### Your objective
What you return must be the lines of the data that hold the word "repeatedly".

### Records shown

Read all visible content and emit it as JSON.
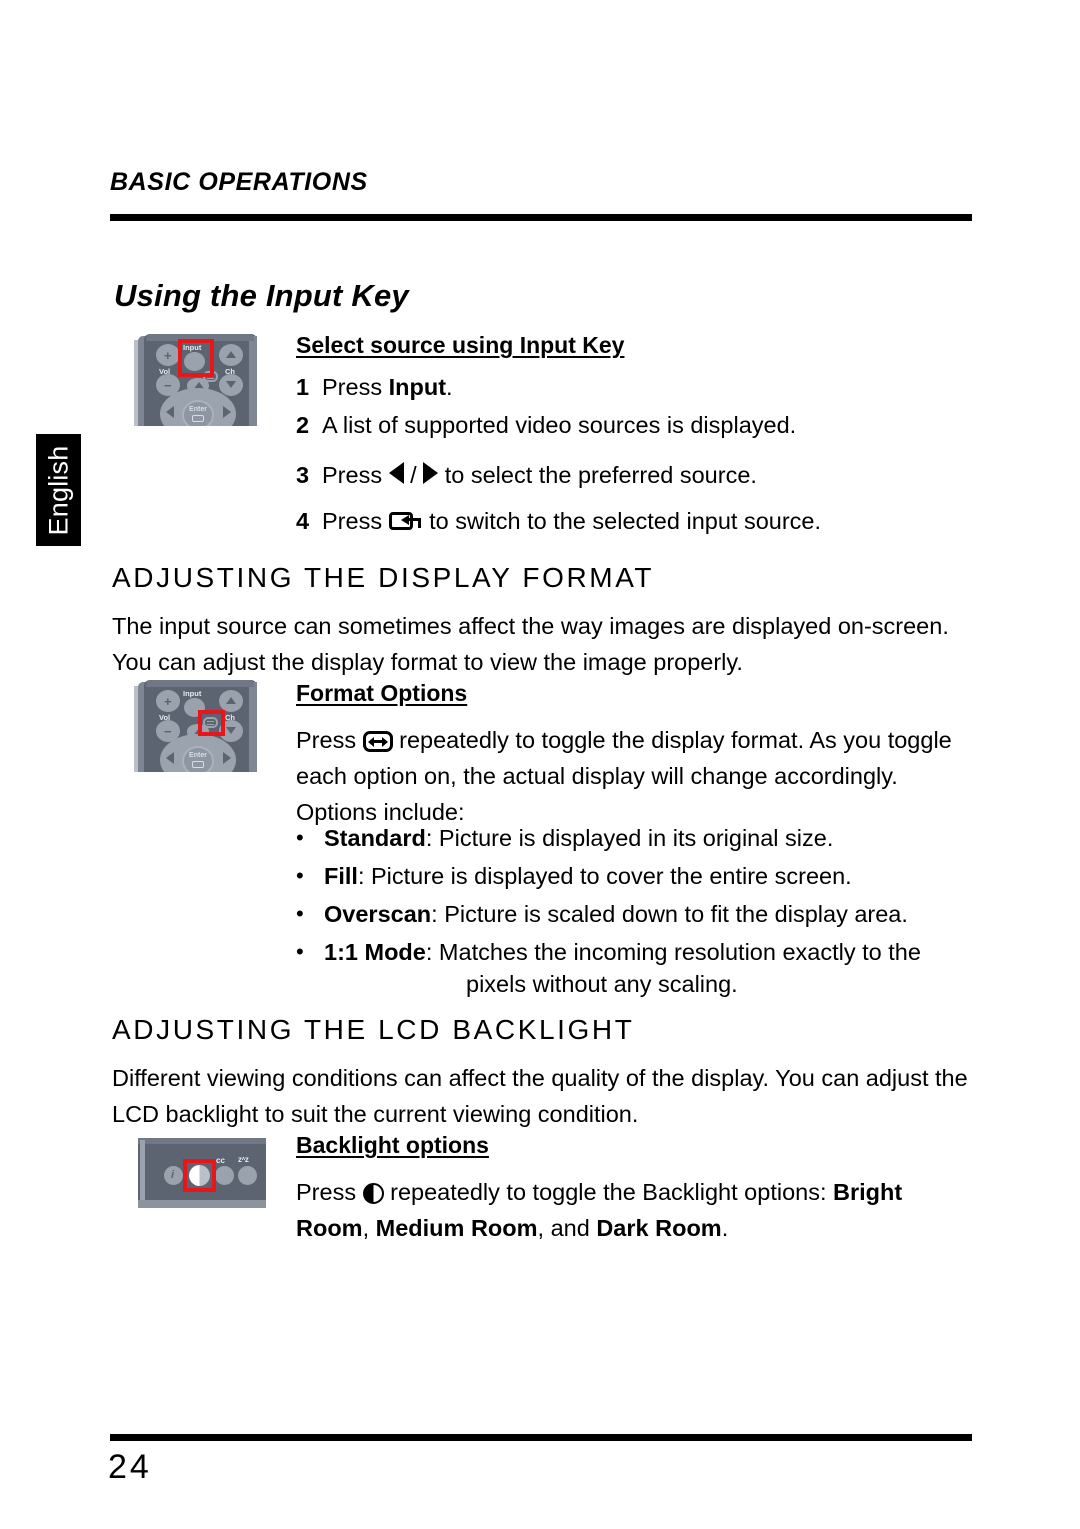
{
  "running_head": "BASIC OPERATIONS",
  "language_tab": "English",
  "title": "Using the Input Key",
  "input_key": {
    "sub_head": "Select source using Input Key",
    "steps": [
      {
        "num": "1",
        "pre": "Press ",
        "bold": "Input",
        "post": "."
      },
      {
        "num": "2",
        "pre": "A list of supported video sources is displayed.",
        "bold": "",
        "post": ""
      },
      {
        "num": "3",
        "pre": "Press ",
        "icon": "left-right-arrow-keys",
        "post": " to select the preferred source."
      },
      {
        "num": "4",
        "pre": "Press ",
        "icon": "enter-key",
        "post": " to switch to the selected input source."
      }
    ]
  },
  "display_format": {
    "section_title": "ADJUSTING THE DISPLAY FORMAT",
    "intro_line1": "The input source can sometimes affect the way images are displayed on-screen.",
    "intro_line2": "You can adjust the display format to view the image properly.",
    "sub_head": "Format Options",
    "body_pre": "Press ",
    "body_icon": "display-format-key",
    "body_post": " repeatedly to toggle the display format. As you toggle each option on, the actual display will change accordingly. Options include:",
    "options": [
      {
        "term": "Standard",
        "desc": ": Picture is displayed in its original size.",
        "cont": ""
      },
      {
        "term": "Fill",
        "desc": ": Picture is displayed to cover the entire screen.",
        "cont": ""
      },
      {
        "term": "Overscan",
        "desc": ": Picture is scaled down to fit the display area.",
        "cont": ""
      },
      {
        "term": "1:1 Mode",
        "desc": ": Matches the incoming resolution exactly to the",
        "cont": "pixels without any scaling."
      }
    ]
  },
  "backlight": {
    "section_title": "ADJUSTING THE LCD BACKLIGHT",
    "intro_line1": "Different viewing conditions can affect the quality of the display. You can adjust the",
    "intro_line2": "LCD backlight to suit the current viewing condition.",
    "sub_head": "Backlight options",
    "body_pre": "Press ",
    "body_icon": "backlight-key",
    "body_mid": " repeatedly to toggle the Backlight options: ",
    "opt1": "Bright Room",
    "sep1": ", ",
    "opt2": "Medium Room",
    "sep2": ", and ",
    "opt3": "Dark Room",
    "end": "."
  },
  "remote": {
    "vol_label": "Vol",
    "input_label": "Input",
    "ch_label": "Ch",
    "enter_label": "Enter",
    "plus": "+",
    "minus": "−",
    "highlight_color": "#e8161b"
  },
  "panel": {
    "info_label": "i",
    "cc_label": "cc",
    "sleep_label": "zᶺz",
    "highlight_color": "#e8161b"
  },
  "page_number": "24"
}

### Response for this exercise
    "body_post": " repeatedly to toggle the display format. As you toggle each option on, the actual display will change accordingly. Options include:",
    "body_mid": " repeatedly to toggle the Backlight options: ",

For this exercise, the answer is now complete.